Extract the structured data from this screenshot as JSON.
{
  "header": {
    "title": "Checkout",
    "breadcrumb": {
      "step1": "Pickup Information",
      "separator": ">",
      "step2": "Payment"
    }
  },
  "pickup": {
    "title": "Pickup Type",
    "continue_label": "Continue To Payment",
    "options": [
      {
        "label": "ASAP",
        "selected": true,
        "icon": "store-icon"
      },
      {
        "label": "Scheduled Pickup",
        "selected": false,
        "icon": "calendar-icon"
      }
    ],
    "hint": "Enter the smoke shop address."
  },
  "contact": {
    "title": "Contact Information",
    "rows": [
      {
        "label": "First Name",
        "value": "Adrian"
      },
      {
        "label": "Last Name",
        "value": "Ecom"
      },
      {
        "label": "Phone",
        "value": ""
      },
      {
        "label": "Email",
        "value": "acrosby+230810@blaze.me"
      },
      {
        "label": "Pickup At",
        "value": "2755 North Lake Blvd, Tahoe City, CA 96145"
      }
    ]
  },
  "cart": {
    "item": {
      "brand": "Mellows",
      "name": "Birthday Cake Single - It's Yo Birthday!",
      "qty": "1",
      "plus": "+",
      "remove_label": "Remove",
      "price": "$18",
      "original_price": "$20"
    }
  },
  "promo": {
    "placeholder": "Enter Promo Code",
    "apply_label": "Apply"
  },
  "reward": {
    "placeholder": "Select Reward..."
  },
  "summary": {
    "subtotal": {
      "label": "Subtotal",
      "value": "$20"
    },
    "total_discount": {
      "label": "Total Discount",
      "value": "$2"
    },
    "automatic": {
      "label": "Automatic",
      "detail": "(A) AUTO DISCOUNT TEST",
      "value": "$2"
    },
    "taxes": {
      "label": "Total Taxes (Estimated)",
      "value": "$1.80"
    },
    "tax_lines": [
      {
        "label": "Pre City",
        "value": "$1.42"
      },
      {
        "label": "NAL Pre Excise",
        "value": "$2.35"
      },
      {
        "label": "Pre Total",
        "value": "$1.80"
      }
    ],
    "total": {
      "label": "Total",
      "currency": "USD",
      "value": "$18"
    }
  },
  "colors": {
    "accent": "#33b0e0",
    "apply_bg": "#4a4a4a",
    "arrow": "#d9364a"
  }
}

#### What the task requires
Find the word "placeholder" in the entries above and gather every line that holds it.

#### Answer to this problem
    "placeholder": "Enter Promo Code",
    "placeholder": "Select Reward..."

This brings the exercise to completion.